- _Records for this task_
= = = = = = =

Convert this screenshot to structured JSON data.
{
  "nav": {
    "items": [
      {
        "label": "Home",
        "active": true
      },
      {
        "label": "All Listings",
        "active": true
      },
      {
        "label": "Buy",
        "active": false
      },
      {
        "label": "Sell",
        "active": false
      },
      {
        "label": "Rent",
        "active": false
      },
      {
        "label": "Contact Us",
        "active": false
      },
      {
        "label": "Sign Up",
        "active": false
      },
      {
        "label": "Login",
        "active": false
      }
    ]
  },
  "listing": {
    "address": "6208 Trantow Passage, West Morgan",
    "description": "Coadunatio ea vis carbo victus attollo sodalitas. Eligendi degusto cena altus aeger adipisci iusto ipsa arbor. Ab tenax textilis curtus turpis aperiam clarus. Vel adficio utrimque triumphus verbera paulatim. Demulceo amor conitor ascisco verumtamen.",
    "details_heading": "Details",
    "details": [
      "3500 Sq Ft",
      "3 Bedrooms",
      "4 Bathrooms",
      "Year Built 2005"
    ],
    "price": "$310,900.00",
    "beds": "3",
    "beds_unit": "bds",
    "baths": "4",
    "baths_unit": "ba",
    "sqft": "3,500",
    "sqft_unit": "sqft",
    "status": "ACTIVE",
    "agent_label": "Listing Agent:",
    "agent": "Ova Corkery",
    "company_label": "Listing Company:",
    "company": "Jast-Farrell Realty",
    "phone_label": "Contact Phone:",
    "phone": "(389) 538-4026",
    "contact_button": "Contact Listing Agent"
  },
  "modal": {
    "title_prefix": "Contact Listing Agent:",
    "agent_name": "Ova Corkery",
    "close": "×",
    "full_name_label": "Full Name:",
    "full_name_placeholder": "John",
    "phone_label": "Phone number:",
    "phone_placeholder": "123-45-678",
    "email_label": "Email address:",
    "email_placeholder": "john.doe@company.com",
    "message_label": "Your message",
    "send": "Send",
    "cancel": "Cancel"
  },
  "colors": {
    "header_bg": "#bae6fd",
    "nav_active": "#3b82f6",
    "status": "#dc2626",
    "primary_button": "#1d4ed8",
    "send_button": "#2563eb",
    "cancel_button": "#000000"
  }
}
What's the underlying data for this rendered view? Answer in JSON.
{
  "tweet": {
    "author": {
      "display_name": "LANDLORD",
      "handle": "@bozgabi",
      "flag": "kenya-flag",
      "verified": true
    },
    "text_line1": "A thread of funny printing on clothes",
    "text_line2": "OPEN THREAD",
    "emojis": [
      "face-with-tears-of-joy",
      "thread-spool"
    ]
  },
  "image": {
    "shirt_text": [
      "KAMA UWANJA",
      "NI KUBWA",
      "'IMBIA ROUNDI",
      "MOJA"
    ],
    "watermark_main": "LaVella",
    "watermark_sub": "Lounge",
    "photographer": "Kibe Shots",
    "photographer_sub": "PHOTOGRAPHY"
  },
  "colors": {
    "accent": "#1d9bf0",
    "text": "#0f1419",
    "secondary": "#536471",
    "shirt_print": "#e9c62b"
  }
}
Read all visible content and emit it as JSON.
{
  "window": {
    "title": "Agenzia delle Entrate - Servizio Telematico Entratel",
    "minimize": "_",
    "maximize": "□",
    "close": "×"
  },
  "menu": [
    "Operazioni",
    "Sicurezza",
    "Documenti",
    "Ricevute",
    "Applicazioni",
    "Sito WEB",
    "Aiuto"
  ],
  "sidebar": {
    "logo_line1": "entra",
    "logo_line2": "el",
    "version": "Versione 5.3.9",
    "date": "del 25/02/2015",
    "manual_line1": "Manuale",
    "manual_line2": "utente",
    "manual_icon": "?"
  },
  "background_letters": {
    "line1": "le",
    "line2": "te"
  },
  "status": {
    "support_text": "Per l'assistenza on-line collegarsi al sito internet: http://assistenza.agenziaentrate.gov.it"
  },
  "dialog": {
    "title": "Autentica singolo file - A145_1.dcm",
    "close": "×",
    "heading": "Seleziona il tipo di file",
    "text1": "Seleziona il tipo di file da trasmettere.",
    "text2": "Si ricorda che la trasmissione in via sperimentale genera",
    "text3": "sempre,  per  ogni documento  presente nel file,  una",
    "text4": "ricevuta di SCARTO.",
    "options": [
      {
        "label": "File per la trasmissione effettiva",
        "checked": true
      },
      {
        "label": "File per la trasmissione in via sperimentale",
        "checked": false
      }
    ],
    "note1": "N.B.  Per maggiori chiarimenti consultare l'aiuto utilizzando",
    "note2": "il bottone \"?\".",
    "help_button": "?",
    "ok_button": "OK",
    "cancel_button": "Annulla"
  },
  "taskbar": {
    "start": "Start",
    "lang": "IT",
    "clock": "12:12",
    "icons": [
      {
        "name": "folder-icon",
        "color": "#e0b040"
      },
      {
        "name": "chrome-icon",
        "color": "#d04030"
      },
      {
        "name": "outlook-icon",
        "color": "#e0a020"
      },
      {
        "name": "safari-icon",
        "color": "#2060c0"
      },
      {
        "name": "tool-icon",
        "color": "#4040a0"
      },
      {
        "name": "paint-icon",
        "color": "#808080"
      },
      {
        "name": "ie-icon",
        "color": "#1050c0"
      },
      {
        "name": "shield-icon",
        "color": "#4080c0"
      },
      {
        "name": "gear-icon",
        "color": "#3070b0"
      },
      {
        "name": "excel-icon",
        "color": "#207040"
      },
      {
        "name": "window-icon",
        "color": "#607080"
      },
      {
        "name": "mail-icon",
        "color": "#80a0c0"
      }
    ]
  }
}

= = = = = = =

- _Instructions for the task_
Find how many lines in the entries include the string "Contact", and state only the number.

- _Output of the exercise_
4